Page and application data records:
----
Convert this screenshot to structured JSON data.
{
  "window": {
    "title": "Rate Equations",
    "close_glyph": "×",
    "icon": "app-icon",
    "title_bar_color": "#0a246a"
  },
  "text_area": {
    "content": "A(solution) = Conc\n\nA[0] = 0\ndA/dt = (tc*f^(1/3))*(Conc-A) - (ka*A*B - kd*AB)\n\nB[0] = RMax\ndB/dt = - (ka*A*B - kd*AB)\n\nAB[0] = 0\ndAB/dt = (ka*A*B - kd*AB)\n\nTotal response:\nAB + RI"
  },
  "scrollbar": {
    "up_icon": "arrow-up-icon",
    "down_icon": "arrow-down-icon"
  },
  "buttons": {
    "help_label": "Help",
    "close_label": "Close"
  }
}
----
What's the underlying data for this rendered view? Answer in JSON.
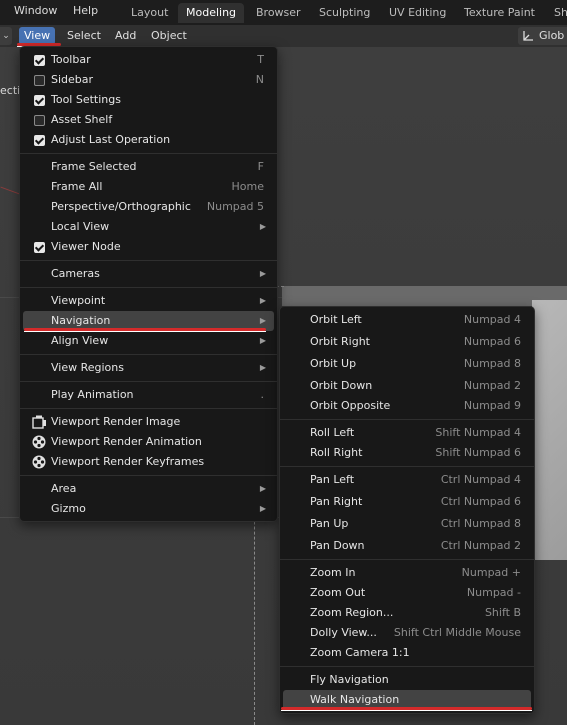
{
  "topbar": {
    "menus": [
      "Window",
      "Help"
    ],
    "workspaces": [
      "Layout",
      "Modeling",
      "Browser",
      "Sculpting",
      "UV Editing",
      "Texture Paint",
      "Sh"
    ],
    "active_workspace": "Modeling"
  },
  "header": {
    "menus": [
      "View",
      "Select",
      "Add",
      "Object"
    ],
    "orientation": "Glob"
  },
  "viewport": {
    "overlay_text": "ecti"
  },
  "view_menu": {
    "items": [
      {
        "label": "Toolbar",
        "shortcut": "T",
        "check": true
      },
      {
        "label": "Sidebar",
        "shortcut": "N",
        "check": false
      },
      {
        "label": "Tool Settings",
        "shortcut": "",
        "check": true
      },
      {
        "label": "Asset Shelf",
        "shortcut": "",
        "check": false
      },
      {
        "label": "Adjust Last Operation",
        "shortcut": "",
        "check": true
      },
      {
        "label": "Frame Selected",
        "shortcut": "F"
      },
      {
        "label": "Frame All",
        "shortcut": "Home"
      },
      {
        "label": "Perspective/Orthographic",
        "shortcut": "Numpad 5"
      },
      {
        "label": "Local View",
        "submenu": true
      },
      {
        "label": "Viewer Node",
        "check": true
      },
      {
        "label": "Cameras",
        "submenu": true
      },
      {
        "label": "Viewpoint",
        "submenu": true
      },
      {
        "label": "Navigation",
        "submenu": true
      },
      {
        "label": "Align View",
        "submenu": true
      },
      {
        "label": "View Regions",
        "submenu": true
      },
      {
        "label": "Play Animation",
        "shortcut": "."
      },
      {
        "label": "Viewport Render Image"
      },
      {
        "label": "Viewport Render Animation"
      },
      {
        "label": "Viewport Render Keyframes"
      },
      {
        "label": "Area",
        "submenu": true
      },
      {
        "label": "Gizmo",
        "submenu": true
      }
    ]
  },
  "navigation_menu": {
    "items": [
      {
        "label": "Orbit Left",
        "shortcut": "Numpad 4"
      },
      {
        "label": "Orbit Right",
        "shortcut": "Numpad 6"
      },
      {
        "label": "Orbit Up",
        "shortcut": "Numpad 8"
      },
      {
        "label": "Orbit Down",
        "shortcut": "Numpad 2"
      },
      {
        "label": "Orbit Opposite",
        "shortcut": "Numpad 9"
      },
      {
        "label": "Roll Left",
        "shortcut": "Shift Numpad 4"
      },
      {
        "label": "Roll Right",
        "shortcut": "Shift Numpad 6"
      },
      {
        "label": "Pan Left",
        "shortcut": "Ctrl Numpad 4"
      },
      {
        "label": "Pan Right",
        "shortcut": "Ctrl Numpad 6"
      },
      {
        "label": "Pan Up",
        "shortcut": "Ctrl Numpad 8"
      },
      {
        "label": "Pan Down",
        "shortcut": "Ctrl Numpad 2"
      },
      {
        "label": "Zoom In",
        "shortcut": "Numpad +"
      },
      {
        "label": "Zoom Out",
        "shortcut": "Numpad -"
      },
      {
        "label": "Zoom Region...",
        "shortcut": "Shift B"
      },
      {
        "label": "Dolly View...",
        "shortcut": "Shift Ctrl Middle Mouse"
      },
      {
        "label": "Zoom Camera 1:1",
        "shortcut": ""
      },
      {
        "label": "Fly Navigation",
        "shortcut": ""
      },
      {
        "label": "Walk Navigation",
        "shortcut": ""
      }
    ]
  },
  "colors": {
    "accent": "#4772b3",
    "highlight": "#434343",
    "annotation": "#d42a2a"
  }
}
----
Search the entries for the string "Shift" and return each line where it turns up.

WRITTEN RESPONSE ▸
        "shortcut": "Shift Numpad 4"
        "shortcut": "Shift Numpad 6"
        "shortcut": "Shift B"
        "shortcut": "Shift Ctrl Middle Mouse"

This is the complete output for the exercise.